▶ **Exercise description**
In the material below, find each line holding the string "true" and copy it.

▶ **Data for processing**
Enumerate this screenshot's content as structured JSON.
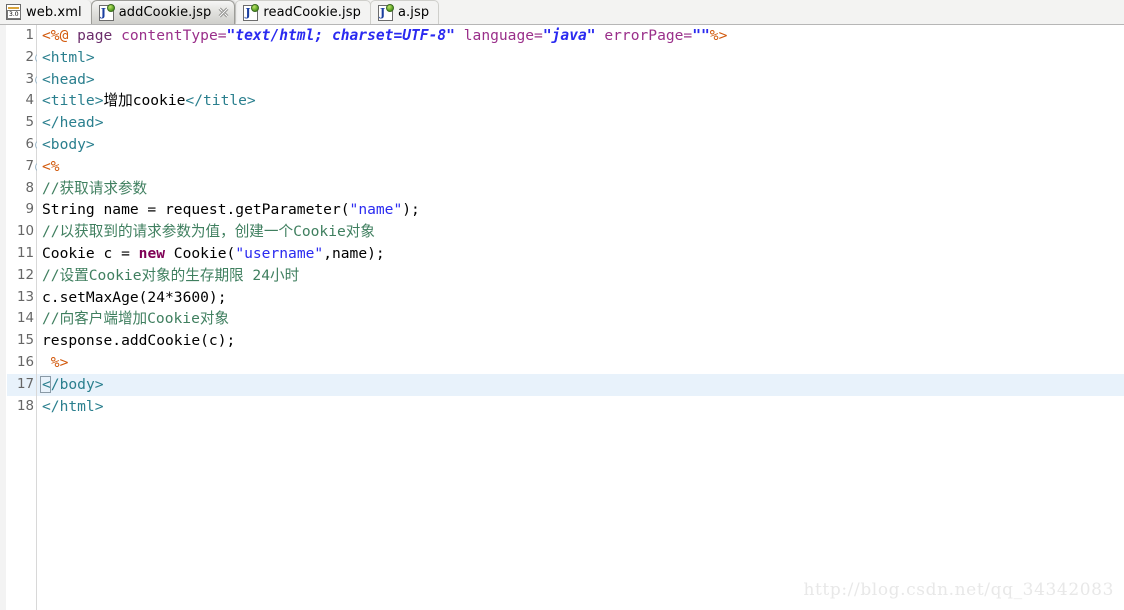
{
  "tabs": [
    {
      "label": "web.xml",
      "icon": "xml-file-icon",
      "active": false,
      "closable": false
    },
    {
      "label": "addCookie.jsp",
      "icon": "jsp-file-icon",
      "active": true,
      "closable": true
    },
    {
      "label": "readCookie.jsp",
      "icon": "jsp-file-icon",
      "active": false,
      "closable": false
    },
    {
      "label": "a.jsp",
      "icon": "jsp-file-icon",
      "active": false,
      "closable": false
    }
  ],
  "editor": {
    "current_line": 17,
    "lines": [
      {
        "n": "1",
        "fold": false,
        "highlight": false,
        "text": "<%@ page contentType=\"text/html; charset=UTF-8\" language=\"java\" errorPage=\"\"%>"
      },
      {
        "n": "2",
        "fold": true,
        "highlight": false,
        "text": "<html>"
      },
      {
        "n": "3",
        "fold": true,
        "highlight": false,
        "text": "<head>"
      },
      {
        "n": "4",
        "fold": false,
        "highlight": false,
        "text": "<title>增加cookie</title>"
      },
      {
        "n": "5",
        "fold": false,
        "highlight": false,
        "text": "</head>"
      },
      {
        "n": "6",
        "fold": true,
        "highlight": false,
        "text": "<body>"
      },
      {
        "n": "7",
        "fold": true,
        "highlight": false,
        "text": "<%"
      },
      {
        "n": "8",
        "fold": false,
        "highlight": false,
        "text": "//获取请求参数"
      },
      {
        "n": "9",
        "fold": false,
        "highlight": false,
        "text": "String name = request.getParameter(\"name\");"
      },
      {
        "n": "10",
        "fold": false,
        "highlight": false,
        "text": "//以获取到的请求参数为值，创建一个Cookie对象"
      },
      {
        "n": "11",
        "fold": false,
        "highlight": false,
        "text": "Cookie c = new Cookie(\"username\",name);"
      },
      {
        "n": "12",
        "fold": false,
        "highlight": false,
        "text": "//设置Cookie对象的生存期限 24小时"
      },
      {
        "n": "13",
        "fold": false,
        "highlight": false,
        "text": "c.setMaxAge(24*3600);"
      },
      {
        "n": "14",
        "fold": false,
        "highlight": false,
        "text": "//向客户端增加Cookie对象"
      },
      {
        "n": "15",
        "fold": false,
        "highlight": false,
        "text": "response.addCookie(c);"
      },
      {
        "n": "16",
        "fold": false,
        "highlight": false,
        "text": " %>"
      },
      {
        "n": "17",
        "fold": false,
        "highlight": true,
        "text": "</body>"
      },
      {
        "n": "18",
        "fold": false,
        "highlight": false,
        "text": "</html>"
      }
    ]
  },
  "watermark": {
    "text": "http://blog.csdn.net/qq_34342083"
  },
  "colors": {
    "directive": "#d2590c",
    "directive_keyword": "#6b2d6b",
    "attribute": "#9a2f8a",
    "attribute_value": "#2a2af0",
    "html_tag": "#2a7f8e",
    "comment": "#3f7f5f",
    "string": "#2a2af0",
    "keyword": "#7f0055",
    "plain": "#000000",
    "line_highlight": "#e8f2fb",
    "gutter_text": "#666666",
    "watermark": "#e8e8e8"
  }
}
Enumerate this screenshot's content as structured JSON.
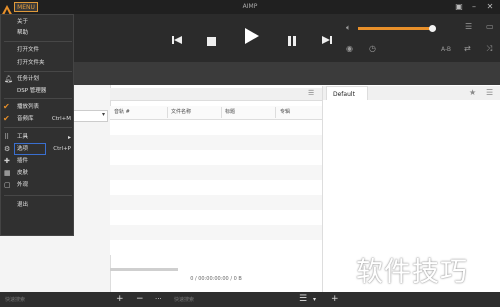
{
  "app": {
    "title": "AIMP",
    "menu_label": "MENU"
  },
  "player": {
    "controls": [
      "prev",
      "stop",
      "play",
      "pause",
      "next"
    ],
    "volume_percent": 96,
    "ab_label": "A-B"
  },
  "menu": {
    "items": [
      {
        "label": "关于"
      },
      {
        "label": "帮助"
      },
      {
        "label": "打开文件"
      },
      {
        "label": "打开文件夹"
      },
      {
        "label": "任务计划"
      },
      {
        "label": "DSP 管理器"
      },
      {
        "label": "播放列表",
        "checked": true
      },
      {
        "label": "音频库",
        "checked": true,
        "shortcut": "Ctrl+M"
      },
      {
        "label": "工具",
        "submenu": true
      },
      {
        "label": "选项",
        "shortcut": "Ctrl+P",
        "highlighted": true
      },
      {
        "label": "插件"
      },
      {
        "label": "皮肤"
      },
      {
        "label": "外观"
      },
      {
        "label": "退出"
      }
    ]
  },
  "playlist": {
    "columns": [
      "音轨 #",
      "文件名称",
      "标题",
      "专辑"
    ],
    "status": "0 / 00:00:00:00 / 0 B"
  },
  "right_panel": {
    "tab": "Default"
  },
  "bottom_bar": {
    "search_placeholder_left": "快速搜索",
    "search_placeholder_right": "快速搜索",
    "add_label": "+",
    "remove_label": "−",
    "more_label": "···"
  },
  "watermark": "软件技巧",
  "colors": {
    "accent": "#e8902a",
    "menu_bg": "#303030",
    "player_bg": "#2b2b2b"
  }
}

▶ **Result for this exercise**
      "active": true,
      "closable": true
        "fold": true,
        "fold": true,
        "fold": true,
        "fold": true,
        "highlight": true,
        "checked": true
        "checked": true,
        "submenu": true
        "highlighted": true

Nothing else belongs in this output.